▶ Exercise:
Only the pictures are dropped. Restate each line below word for word.

[Records excerpted from a collection]
________________

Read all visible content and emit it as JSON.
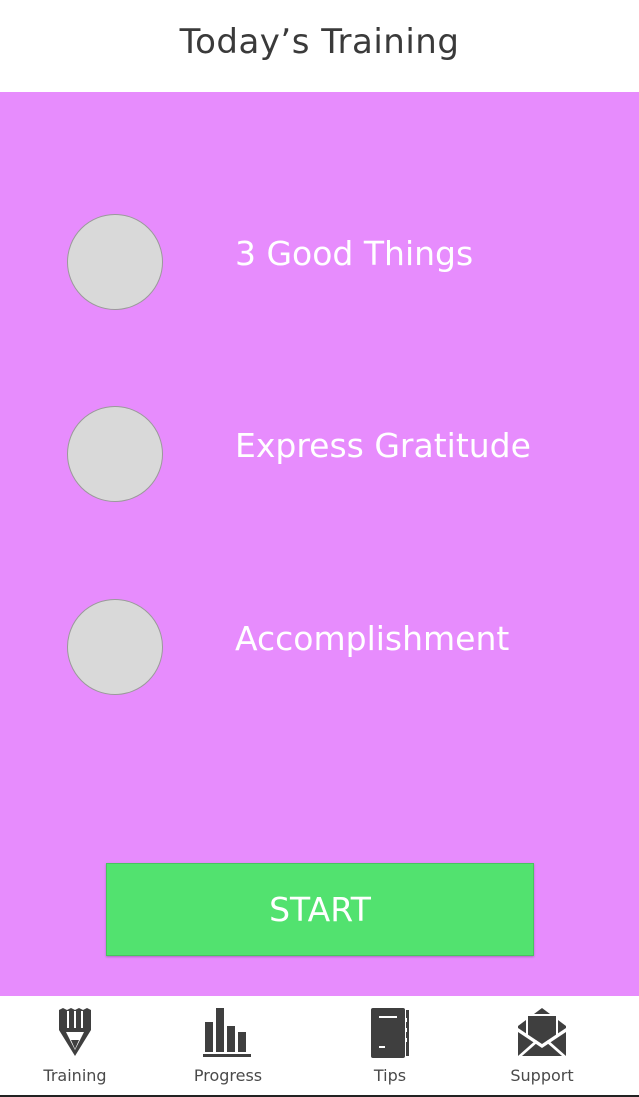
{
  "header": {
    "title": "Today’s Training"
  },
  "tasks": [
    {
      "label": "3 Good Things",
      "completed": false
    },
    {
      "label": "Express Gratitude",
      "completed": false
    },
    {
      "label": "Accomplishment",
      "completed": false
    }
  ],
  "start_button": {
    "label": "START"
  },
  "tabbar": {
    "tabs": [
      {
        "label": "Training",
        "icon": "pencil-icon"
      },
      {
        "label": "Progress",
        "icon": "bar-chart-icon"
      },
      {
        "label": "Tips",
        "icon": "notebook-icon"
      },
      {
        "label": "Support",
        "icon": "envelope-icon"
      }
    ]
  },
  "colors": {
    "background": "#e78cfd",
    "start_button": "#52e26f",
    "checkbox": "#d9d9d9"
  }
}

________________

▶ Finished exercise:
Read all visible content and emit it as JSON.
{
  "header": {
    "title": "Today’s Training"
  },
  "tasks": [
    {
      "label": "3 Good Things",
      "completed": false
    },
    {
      "label": "Express Gratitude",
      "completed": false
    },
    {
      "label": "Accomplishment",
      "completed": false
    }
  ],
  "start_button": {
    "label": "START"
  },
  "tabbar": {
    "tabs": [
      {
        "label": "Training",
        "icon": "pencil-icon"
      },
      {
        "label": "Progress",
        "icon": "bar-chart-icon"
      },
      {
        "label": "Tips",
        "icon": "notebook-icon"
      },
      {
        "label": "Support",
        "icon": "envelope-icon"
      }
    ]
  },
  "colors": {
    "background": "#e78cfd",
    "start_button": "#52e26f",
    "checkbox": "#d9d9d9"
  }
}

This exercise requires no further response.